Chris Livingston: Batter up
Well, it's January, which means it's almost February, which means it's nearly practically roughly time for the baseball pre-season, almost-ish. Which means I'll be playing Super Mega Baseball 2 again soon. Is there anything stopping me from playing Super Mega Baseball 2 now? Nope, not a thing, other than it feels weird somehow to play a baseball game in winter. Silly, I know, but some things are ingrained in us and simply cannot be altered. I can't play a baseball video game until spring. That's just how it is.
Last year I played a 54-game season with my custom team, The Computers, with players based (vaguely) on the PC Gamer staff and our freelance writers. (I also made teams based on video game heroes and villains, which was fun.) The Computers went 32-22 in the regular season, made it through the first round of post-season play, then got knocked out of the semi-finals after my star pitcher (Tyler) got injured by a line drive to the ribs. It threw off my entire pitching rotation, who were already exhausted, and we folded in three straight games. This year, The Computers are going to take the trophy. If not, I'm firing everyone.
Andy Kelly: Happy new fear
It's the first week of the new year and absolutely nothing of note has happened. So I decided to replay a game from 2015: Frictional's brilliant, criminally overlooked SOMA, a psychological horror game set in a seriously broken science facility located deep in the Atlantic Ocean. But this time I wanted to play in Safe Mode, which removes the threat of death from the game. As much as I love SOMA—and I count it among my all-time favourite games—the hide-and-seek stuff can be quite tedious, and often gets in the way of that magnificent story.
If you want to know more about Safe Mode, I interviewed Frictional co-founder and SOMA director Thomas Grip about it in 2017. But it basically means that you can play the game without having to sneak around and hide from monsters all the time. And, honestly, I prefer it to the original experience. The story in SOMA is, for my money, one of the best a videogame has ever told. And you can fully immerse yourself in its dark sci-fi world when you're free to explore without being devoured by one of those twisted biomechanical creatures.
Even though nothing could harm me, the oppressive atmosphere, sinister lighting, and remarkable ambient sound design still made me feel surprisingly on edge. It's a game that creeps under your skin, and a perfect way to while away a couple of gloomy winter evenings. So yeah, play SOMA. You can get it for about $25 on GOG (opens in new tab) and Steam.
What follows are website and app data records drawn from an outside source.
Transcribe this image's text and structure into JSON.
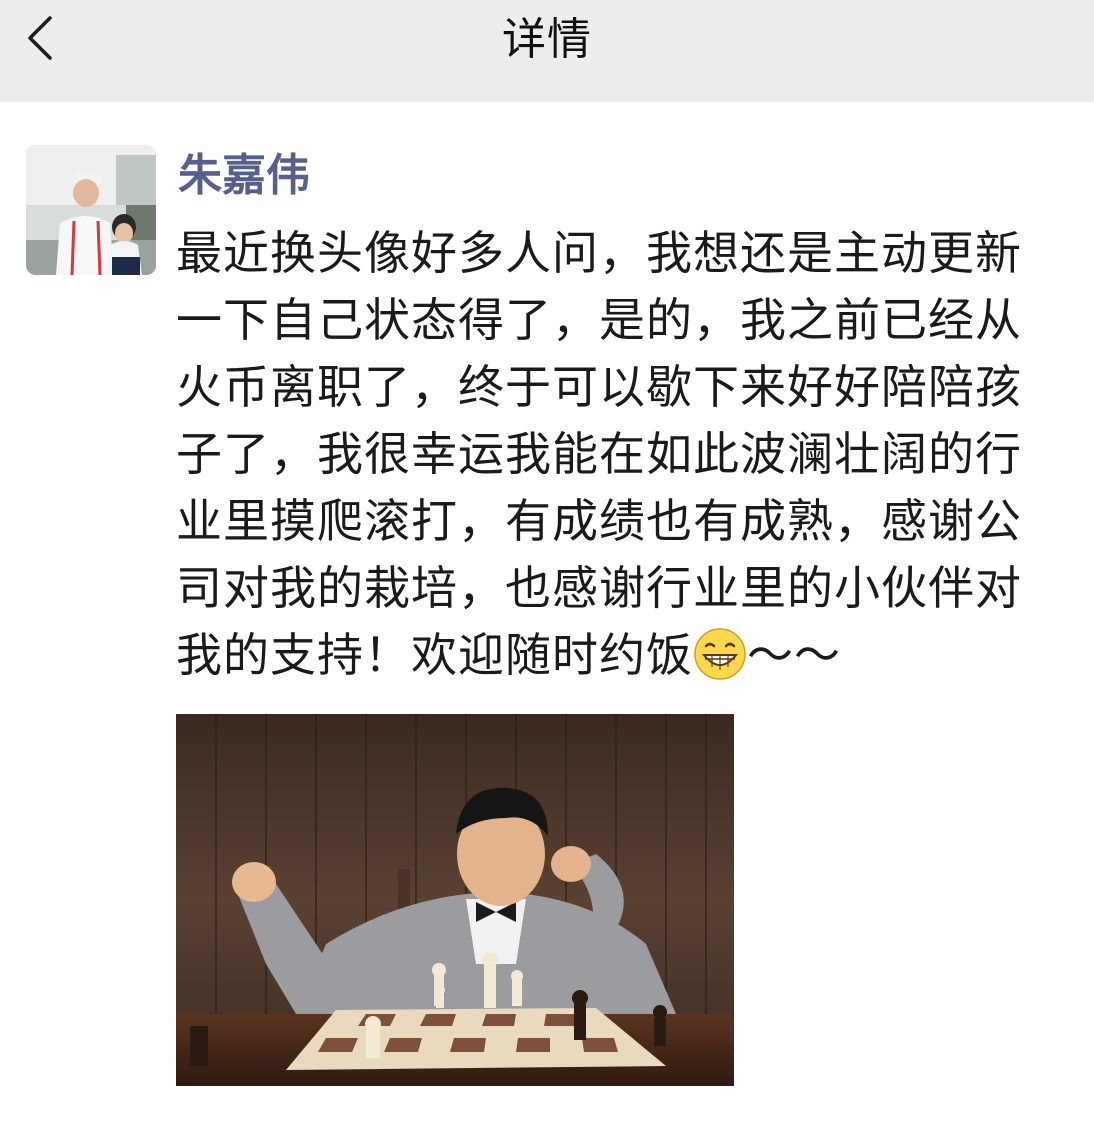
{
  "header": {
    "title": "详情",
    "back_icon": "chevron-left-icon"
  },
  "post": {
    "author": "朱嘉伟",
    "text": "最近换头像好多人问，我想还是主动更新一下自己状态得了，是的，我之前已经从火币离职了，终于可以歇下来好好陪陪孩子了，我很幸运我能在如此波澜壮阔的行业里摸爬滚打，有成绩也有成熟，感谢公司对我的栽培，也感谢行业里的小伙伴对我的支持！欢迎随时约饭",
    "emoji": "grin-emoji",
    "text_suffix": "～～"
  },
  "colors": {
    "nav_bg": "#ededed",
    "author_color": "#56608a",
    "text_color": "#1a1a1a"
  }
}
It's a masterclass in understated world-building and that ending will stick with you for weeks. Is there a better way to start a new year than with some harrowing, existential horror? I don’t think so.